Figure 1: PLS-DA scores plot of Pareto scaled, 0.04ppm bucketed data from 1H NMR spectra of urine collected within a week of birth from term infants (∆; born 38-42 weeks GA; n = 16) compared to A) urine samples collected within a week of admittance to the neonatal unit from preterm infants (■; born 24-30 weeks GA; n = 32; Q2 = 0.71) and B) urine samples collected from the same preterm infants but at term corrected age (■; 38-42 weeks GA; n = 22; Q2 = 0.81)
Conclusion: The differences in urinary metabolome between term and preterm infants, persisting to term-equivalent age, are indicative of differences in physiology. These data, taken with our observation of an altered urinary metabolome in adults born preterm compared to term, indicate that preterm birth and/or preterm therapies initiate life-long trajectories of altered development. Metabolomic technologies offer a sensitive means to identify the specific biological pathways affected, and may lead to the identification of biomarkers for interventional studies to ameliorate the consequences of preterm birth.
1. Parkinson JR et al (2010) Altered urinary metabolome in young adults born below 33 weeks gestation. Neonatal Society Spring Meeting

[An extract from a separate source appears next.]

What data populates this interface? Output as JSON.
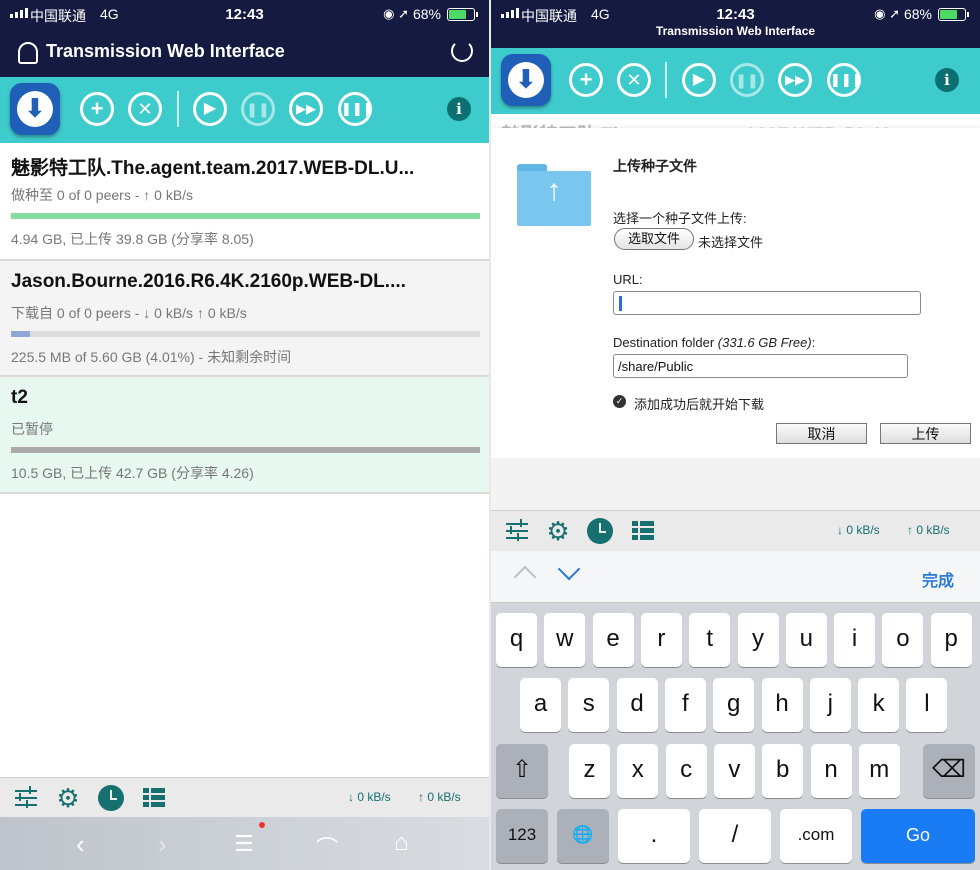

2. Beckonert O et al (2007) Nature Protocols 2, 2692-703